Working as an independent data scientist and consultant, I have the privilege to be very flexible with my time. This allows me — among other things — to volunteer for DataKind: a non-profit mobilising data scientists to donate their work to other non-profits. We deal with a lot of data that our charity partners share with us, so that we can work on it for and with them. As the EU’s General Data Protection Regulation (GDPR) becomes enforceable next year in May— we share with them some of the pain, too.
How to prepare for GDPR, then? DataKind, in the UK, is made of volunteers, but for a full time General Manager and a Community Manager on payroll, and runs on a minuscule budget. Occasionally, we’re lucky enough to benefit from some pro-bono work from generous city law firms — e.g. through Thomson Reuters’ TrustLaw programme — but the great part of all the GDPR work needs to come out of our own volunteers. How to manage that? We’ve had a great idea, and we believe you may do the same.
The GDPR Book Club
The official text of the law, as it was published in the Official Journal of the European Union, is made of two parts. The first 31 pages are descriptive, include definitions and principles, what the EU considers good practices, and a few warnings. The latter 57 page are prescriptive: it’s the actual articles of the law people will take you to court for violating. (Lawyer friends, be forgiving with me. I don’t know if any of this terminology is correct, but I’m doing my best.) The first part in particular is accessible and very informative: in my opinion — a must read for anyone dealing with data in their everyday work. Really, you have no excuse to leave Legal alone with the job to find out what GDPR means for you.
I agree, however, that reading law may be scary, and most of us are probably completely unprepared for it. Isn’t that the same feeling you get when you join a book club for the first time? Can you remember the butterflies in your stomach, or how you tested your serious face in the mirror before going, in preparation for when you’ll have to share some profund thought about the book or the author?
How to overcome your absolutely reasonable resistance, then? Read GDPR in your own time, and discuss it in good company, as if it was a book club. At DataKind we’re (data) scientists, not lawyers, those are very different sets of skills. But we put together a small team of four — two data scientists in the private sector, one in local government and one in scientific research — and started reading the darn thing start to finish. We discussed it together for the first time yesterday and, you know what?, we’ve had a great time. You should do it, too!
If your group reads the bill in advance, it will take about 2 hours to discuss about 50 articles, as you take notes, filter out what you realise does not apply to your company, discuss what is not clear, and google the rest. I suggest you focus on the Legislator’s intention, on the ethics she wanted to pour into law, and not on the text per se: that’s where the core learning is.
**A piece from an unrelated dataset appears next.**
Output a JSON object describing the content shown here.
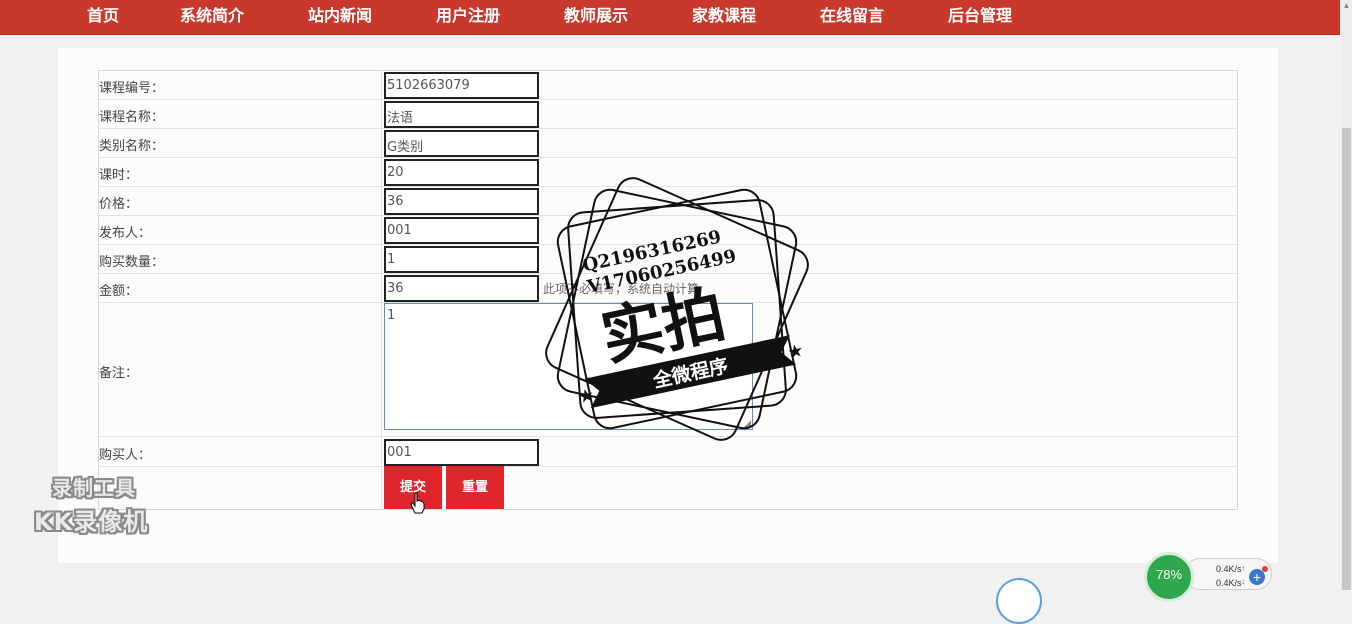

We plan to complete the discussion of the first part of the bill in two more meetings. I can’t talk for the others, but I already feel a lot more comfortable with my understanding of the law, and confident I will be able to prepare DataKind and our partners to keep work efficiently together in the full respect of the law (don’t quote me on that if something goes wrong, I’m still not a lawyer 😅).
So, what are you waiting for? Start your GDPR book club now! And, if you’re in London, you’re very welcome to invite me to to participate to one of your sessions. Perhaps I can share some of our experience and tell you more about DataKind.